Problem details =>
Look through the lines below; wherever the word "John" appears, copy that line.

Material for this exercise =>
-=-=-
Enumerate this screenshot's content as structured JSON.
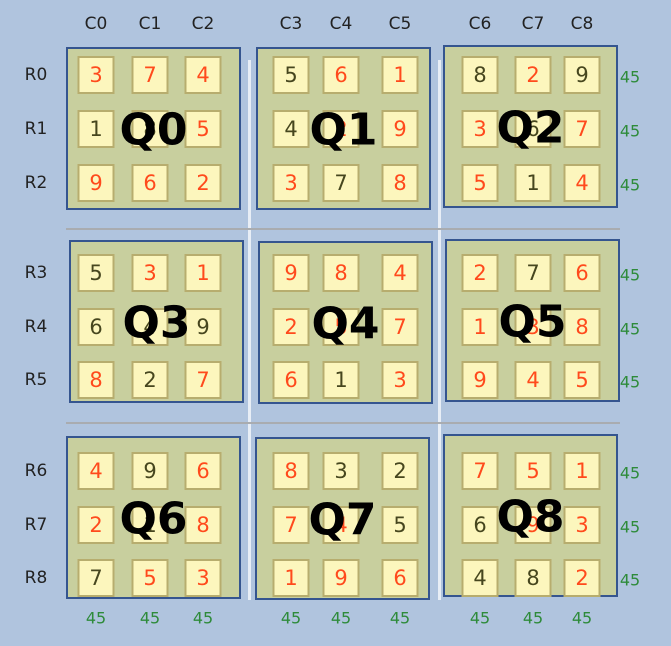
{
  "column_labels": [
    "C0",
    "C1",
    "C2",
    "C3",
    "C4",
    "C5",
    "C6",
    "C7",
    "C8"
  ],
  "row_labels": [
    "R0",
    "R1",
    "R2",
    "R3",
    "R4",
    "R5",
    "R6",
    "R7",
    "R8"
  ],
  "row_sums": [
    "45",
    "45",
    "45",
    "45",
    "45",
    "45",
    "45",
    "45",
    "45"
  ],
  "column_sums": [
    "45",
    "45",
    "45",
    "45",
    "45",
    "45",
    "45",
    "45",
    "45"
  ],
  "quadrant_labels": [
    "Q0",
    "Q1",
    "Q2",
    "Q3",
    "Q4",
    "Q5",
    "Q6",
    "Q7",
    "Q8"
  ],
  "colors": {
    "red_digit": "#ff4a1c",
    "dark_digit": "#46461e",
    "sum": "#2e8b3a",
    "box_border": "#35558f",
    "cell_bg": "#fcf6bd",
    "box_bg": "#c8cf9e",
    "background": "#b0c4de"
  },
  "grid": [
    [
      "3r",
      "7r",
      "4r",
      "5d",
      "6r",
      "1r",
      "8d",
      "2r",
      "9d"
    ],
    [
      "1d",
      "8d",
      "5r",
      "4d",
      "2r",
      "9r",
      "3r",
      "6d",
      "7r"
    ],
    [
      "9r",
      "6r",
      "2r",
      "3r",
      "7d",
      "8r",
      "5r",
      "1d",
      "4r"
    ],
    [
      "5d",
      "3r",
      "1r",
      "9r",
      "8r",
      "4r",
      "2r",
      "7d",
      "6r"
    ],
    [
      "6d",
      "4d",
      "9d",
      "2r",
      "5r",
      "7r",
      "1r",
      "3r",
      "8r"
    ],
    [
      "8r",
      "2d",
      "7r",
      "6r",
      "1d",
      "3r",
      "9r",
      "4r",
      "5r"
    ],
    [
      "4r",
      "9d",
      "6r",
      "8r",
      "3d",
      "2d",
      "7r",
      "5r",
      "1r"
    ],
    [
      "2r",
      "1d",
      "8r",
      "7r",
      "4r",
      "5d",
      "6d",
      "9r",
      "3r"
    ],
    [
      "7d",
      "5r",
      "3r",
      "1r",
      "9r",
      "6r",
      "4d",
      "8d",
      "2r"
    ]
  ]
}
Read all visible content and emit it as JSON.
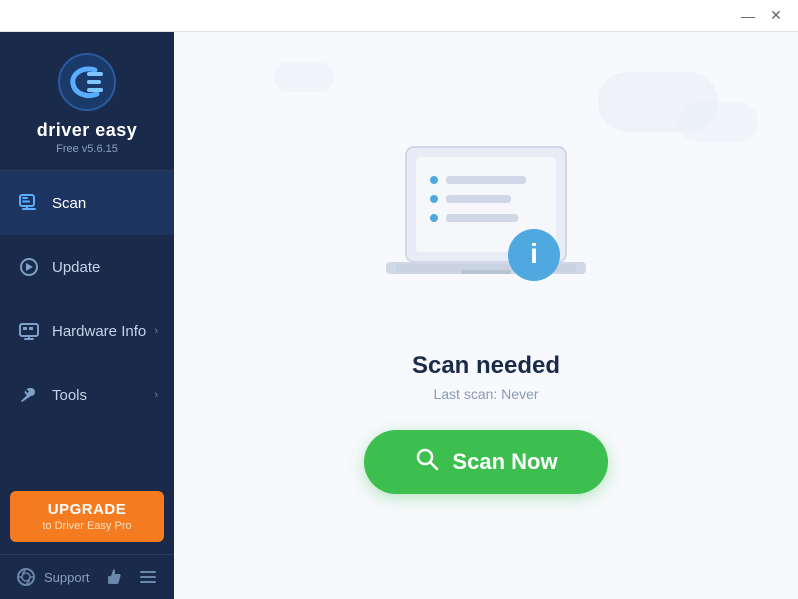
{
  "titlebar": {
    "minimize_label": "—",
    "close_label": "✕"
  },
  "sidebar": {
    "logo_text": "driver easy",
    "logo_version": "Free v5.6.15",
    "nav_items": [
      {
        "id": "scan",
        "label": "Scan",
        "icon": "scan",
        "active": true,
        "has_chevron": false
      },
      {
        "id": "update",
        "label": "Update",
        "icon": "update",
        "active": false,
        "has_chevron": false
      },
      {
        "id": "hardware-info",
        "label": "Hardware Info",
        "icon": "hardware",
        "active": false,
        "has_chevron": true
      },
      {
        "id": "tools",
        "label": "Tools",
        "icon": "tools",
        "active": false,
        "has_chevron": true
      }
    ],
    "upgrade": {
      "title": "UPGRADE",
      "subtitle": "to Driver Easy Pro"
    },
    "footer": {
      "support_label": "Support"
    }
  },
  "main": {
    "scan_needed": "Scan needed",
    "last_scan_label": "Last scan: Never",
    "scan_now_label": "Scan Now"
  }
}
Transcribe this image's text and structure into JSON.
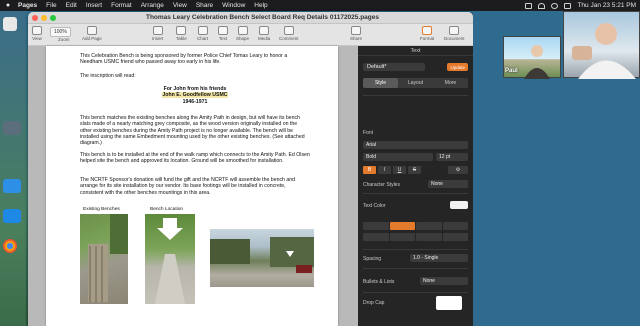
{
  "menubar": {
    "app": "Pages",
    "items": [
      "File",
      "Edit",
      "Insert",
      "Format",
      "Arrange",
      "View",
      "Share",
      "Window",
      "Help"
    ],
    "clock": "Thu Jan 23  5:21 PM"
  },
  "window": {
    "title": "Thomas Leary Celebration Bench Select Board Req Details 01172025.pages",
    "zoom": "100%",
    "toolbar": {
      "view": "View",
      "zoom": "Zoom",
      "add_page": "Add Page",
      "insert": "Insert",
      "table": "Table",
      "chart": "Chart",
      "text": "Text",
      "shape": "Shape",
      "media": "Media",
      "comment": "Comment",
      "share": "Share",
      "format": "Format",
      "document": "Document"
    }
  },
  "document": {
    "p1": "This Celebration Bench is being sponsored by former Police Chief Tomas Leary to honor a Needham USMC friend who passed away too early in his life.",
    "p2": "The inscription will read:",
    "inscription": [
      "For John from his friends",
      "John E. Goodfellow USMC",
      "1946-1971"
    ],
    "p3": "This bench matches the existing benches along the Amity Path in design, but will have its bench slats made of a nearly matching grey composite, as the wood version originally installed on the other existing benches during the Amity Path project is no longer available. The bench will be installed using the same Embedment mounting used by the other existing benches. (See attached diagram.)",
    "p4": "This bench is to be installed at the end of the walk ramp which connects to the Amity Path. Ed Olsen helped site the bench and approved its location. Ground will be smoothed for installation.",
    "p5": "The NCRTF Sponsor's donation will fund the gift and the NCRTF will assemble the bench and arrange for its site installation by our vendor. Its base footings will be installed in concrete, consistent with the other benches mountings in this area.",
    "caption_existing": "Existing Benches",
    "caption_location": "Bench Location"
  },
  "inspector": {
    "header": "Text",
    "paragraph_style": "Default*",
    "update_label": "Update",
    "tabs": [
      "Style",
      "Layout",
      "More"
    ],
    "font_label": "Font",
    "font_name": "Arial",
    "font_weight": "Bold",
    "font_size": "12 pt",
    "format_buttons": [
      "B",
      "I",
      "U",
      "S"
    ],
    "char_styles_label": "Character Styles",
    "char_styles_value": "None",
    "text_color_label": "Text Color",
    "spacing_label": "Spacing",
    "spacing_value": "1.0 - Single",
    "bullets_label": "Bullets & Lists",
    "bullets_value": "None",
    "drop_cap_label": "Drop Cap"
  },
  "video": {
    "participant": "Paul"
  },
  "colors": {
    "accent": "#e47a2c",
    "highlight": "#f3e7a8"
  }
}
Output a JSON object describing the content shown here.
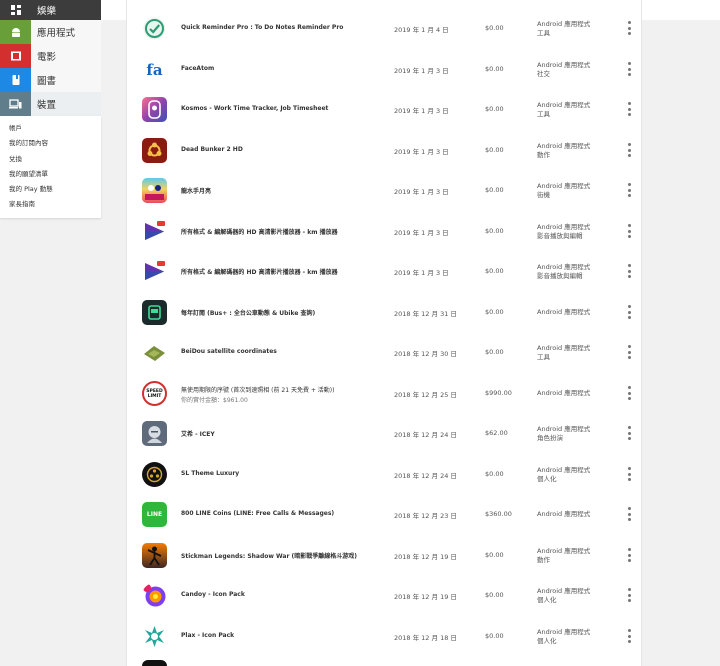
{
  "sidebar": {
    "categories": [
      {
        "label": "娛樂",
        "icon": "grid-icon"
      },
      {
        "label": "應用程式",
        "icon": "android-icon"
      },
      {
        "label": "電影",
        "icon": "film-icon"
      },
      {
        "label": "圖書",
        "icon": "book-icon"
      },
      {
        "label": "裝置",
        "icon": "devices-icon"
      }
    ],
    "links": [
      "帳戶",
      "我的訂閱內容",
      "兌換",
      "我的願望清單",
      "我的 Play 動態",
      "家長指南"
    ]
  },
  "colors": {
    "apps_accent": "#689f38",
    "movies_accent": "#d32f2f",
    "books_accent": "#1e88e5",
    "devices_accent": "#607d8b"
  },
  "orders": [
    {
      "title": "Quick Reminder Pro : To Do Notes Reminder Pro",
      "date": "2019 年 1 月 4 日",
      "price": "$0.00",
      "type1": "Android 應用程式",
      "type2": "工具",
      "icon": "check-badge-icon"
    },
    {
      "title": "FaceAtom",
      "date": "2019 年 1 月 3 日",
      "price": "$0.00",
      "type1": "Android 應用程式",
      "type2": "社交",
      "icon": "fa-icon",
      "icon_text": "fa"
    },
    {
      "title": "Kosmos - Work Time Tracker, Job Timesheet",
      "date": "2019 年 1 月 3 日",
      "price": "$0.00",
      "type1": "Android 應用程式",
      "type2": "工具",
      "icon": "kosmos-icon"
    },
    {
      "title": "Dead Bunker 2 HD",
      "date": "2019 年 1 月 3 日",
      "price": "$0.00",
      "type1": "Android 應用程式",
      "type2": "動作",
      "icon": "biohazard-icon"
    },
    {
      "title": "龍水手月亮",
      "date": "2019 年 1 月 3 日",
      "price": "$0.00",
      "type1": "Android 應用程式",
      "type2": "街機",
      "icon": "game-art-icon"
    },
    {
      "title": "所有格式 & 編解碼器的 HD 高清影片播放器 - km 播放器",
      "date": "2019 年 1 月 3 日",
      "price": "$0.00",
      "type1": "Android 應用程式",
      "type2": "影音播放與編輯",
      "icon": "km-player-icon"
    },
    {
      "title": "所有格式 & 編解碼器的 HD 高清影片播放器 - km 播放器",
      "date": "2019 年 1 月 3 日",
      "price": "$0.00",
      "type1": "Android 應用程式",
      "type2": "影音播放與編輯",
      "icon": "km-player-icon"
    },
    {
      "title": "每年訂閱 (Bus+ : 全台公車動態 & Ubike 查詢)",
      "date": "2018 年 12 月 31 日",
      "price": "$0.00",
      "type1": "Android 應用程式",
      "type2": "",
      "icon": "bus-icon"
    },
    {
      "title": "BeiDou satellite coordinates",
      "date": "2018 年 12 月 30 日",
      "price": "$0.00",
      "type1": "Android 應用程式",
      "type2": "工具",
      "icon": "satellite-map-icon"
    },
    {
      "title": "無使用期限的序號 (首次到速照相 (前 21 天免費 + 活動))",
      "subtitle": "你的實付金額：$961.00",
      "date": "2018 年 12 月 25 日",
      "price": "$990.00",
      "type1": "Android 應用程式",
      "type2": "",
      "icon": "speed-limit-icon",
      "icon_text": "SPEED LIMIT"
    },
    {
      "title": "艾希 - ICEY",
      "date": "2018 年 12 月 24 日",
      "price": "$62.00",
      "type1": "Android 應用程式",
      "type2": "角色扮演",
      "icon": "icey-icon"
    },
    {
      "title": "SL Theme Luxury",
      "date": "2018 年 12 月 24 日",
      "price": "$0.00",
      "type1": "Android 應用程式",
      "type2": "個人化",
      "icon": "luxury-theme-icon"
    },
    {
      "title": "800 LINE Coins (LINE: Free Calls & Messages)",
      "date": "2018 年 12 月 23 日",
      "price": "$360.00",
      "type1": "Android 應用程式",
      "type2": "",
      "icon": "line-icon",
      "icon_text": "LINE"
    },
    {
      "title": "Stickman Legends: Shadow War (暗影戰爭離線格斗游戏)",
      "date": "2018 年 12 月 19 日",
      "price": "$0.00",
      "type1": "Android 應用程式",
      "type2": "動作",
      "icon": "stickman-icon"
    },
    {
      "title": "Candoy - Icon Pack",
      "date": "2018 年 12 月 19 日",
      "price": "$0.00",
      "type1": "Android 應用程式",
      "type2": "個人化",
      "icon": "candoy-icon"
    },
    {
      "title": "Plax - Icon Pack",
      "date": "2018 年 12 月 18 日",
      "price": "$0.00",
      "type1": "Android 應用程式",
      "type2": "個人化",
      "icon": "plax-icon"
    }
  ]
}
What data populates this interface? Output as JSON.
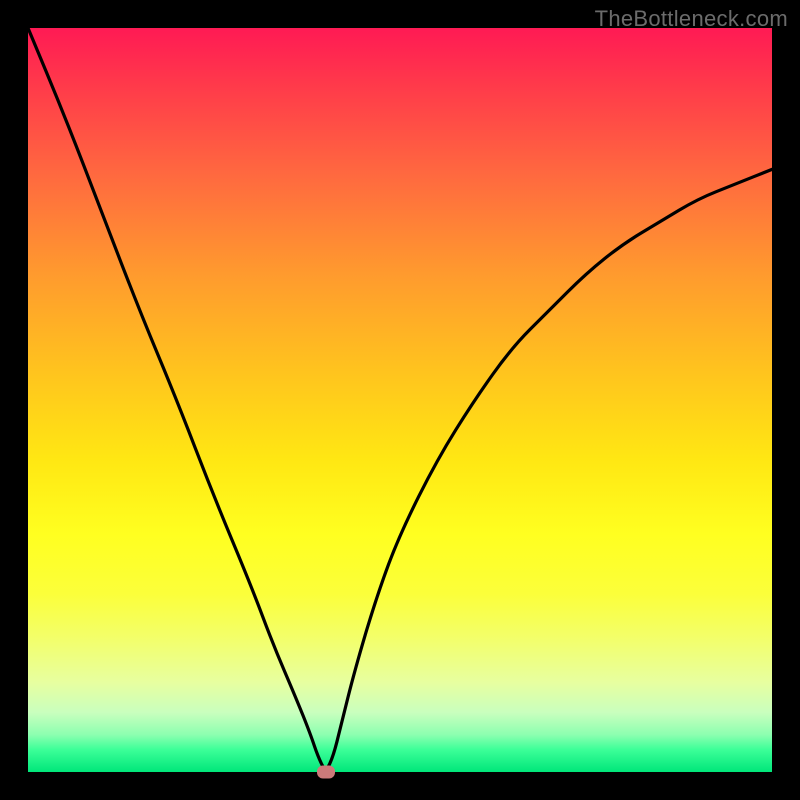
{
  "watermark": "TheBottleneck.com",
  "colors": {
    "frame": "#000000",
    "curve": "#000000",
    "marker": "#cc7a7a"
  },
  "chart_data": {
    "type": "line",
    "title": "",
    "xlabel": "",
    "ylabel": "",
    "xlim": [
      0,
      100
    ],
    "ylim": [
      0,
      100
    ],
    "grid": false,
    "legend": false,
    "series": [
      {
        "name": "bottleneck-curve",
        "x": [
          0,
          5,
          10,
          15,
          20,
          25,
          30,
          33,
          36,
          38,
          39,
          40,
          41,
          42,
          44,
          47,
          50,
          55,
          60,
          65,
          70,
          75,
          80,
          85,
          90,
          95,
          100
        ],
        "y": [
          100,
          88,
          75,
          62,
          50,
          37,
          25,
          17,
          10,
          5,
          2,
          0,
          2,
          6,
          14,
          24,
          32,
          42,
          50,
          57,
          62,
          67,
          71,
          74,
          77,
          79,
          81
        ]
      }
    ],
    "annotations": [
      {
        "name": "minimum-marker",
        "x": 40,
        "y": 0
      }
    ],
    "gradient_stops": [
      {
        "pos": 0.0,
        "color": "#ff1a54"
      },
      {
        "pos": 0.5,
        "color": "#ffd21e"
      },
      {
        "pos": 0.8,
        "color": "#ffff30"
      },
      {
        "pos": 1.0,
        "color": "#00e67a"
      }
    ]
  }
}
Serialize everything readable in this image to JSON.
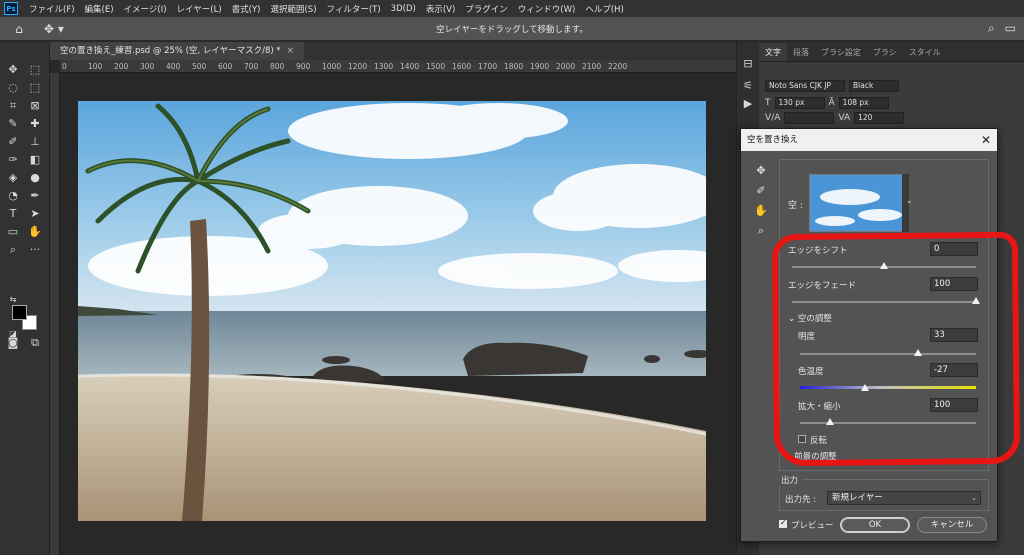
{
  "app": {
    "logo": "Ps",
    "menu": [
      "ファイル(F)",
      "編集(E)",
      "イメージ(I)",
      "レイヤー(L)",
      "書式(Y)",
      "選択範囲(S)",
      "フィルター(T)",
      "3D(D)",
      "表示(V)",
      "プラグイン",
      "ウィンドウ(W)",
      "ヘルプ(H)"
    ]
  },
  "options_bar": {
    "hint": "空レイヤーをドラッグして移動します。"
  },
  "document": {
    "tab_title": "空の置き換え_練習.psd @ 25% (空, レイヤーマスク/8) *",
    "close_glyph": "×"
  },
  "ruler": {
    "ticks": [
      "0",
      "100",
      "200",
      "300",
      "400",
      "500",
      "600",
      "700",
      "800",
      "900",
      "1000",
      "1200",
      "1300",
      "1400",
      "1500",
      "1600",
      "1700",
      "1800",
      "1900",
      "2000",
      "2100",
      "2200"
    ]
  },
  "character_panel": {
    "tabs": [
      "文字",
      "段落",
      "ブラシ設定",
      "ブラシ",
      "スタイル"
    ],
    "font_family": "Noto Sans CJK JP",
    "font_style": "Black",
    "font_size": "130 px",
    "leading": "108 px",
    "tracking": "120"
  },
  "dialog": {
    "title": "空を置き換え",
    "close_glyph": "✕",
    "sky_label": "空 :",
    "edge_shift": {
      "label": "エッジをシフト",
      "value": "0",
      "level": 0.5
    },
    "edge_fade": {
      "label": "エッジをフェード",
      "value": "100",
      "level": 1.0
    },
    "sky_adjust_header": "空の調整",
    "brightness": {
      "label": "明度",
      "value": "33",
      "level": 0.67
    },
    "temperature": {
      "label": "色温度",
      "value": "-27",
      "level": 0.37
    },
    "scale": {
      "label": "拡大・縮小",
      "value": "100",
      "level": 0.17
    },
    "flip_label": "反転",
    "foreground_header": "前景の調整",
    "output_title": "出力",
    "output_to_label": "出力先 :",
    "output_to_value": "新規レイヤー",
    "preview_label": "プレビュー",
    "ok_label": "OK",
    "cancel_label": "キャンセル"
  },
  "colors": {
    "highlight": "#e81515",
    "accent": "#31a8ff"
  }
}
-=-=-
Response =>
      "For John from his friends",
      "John E. Goodfellow USMC",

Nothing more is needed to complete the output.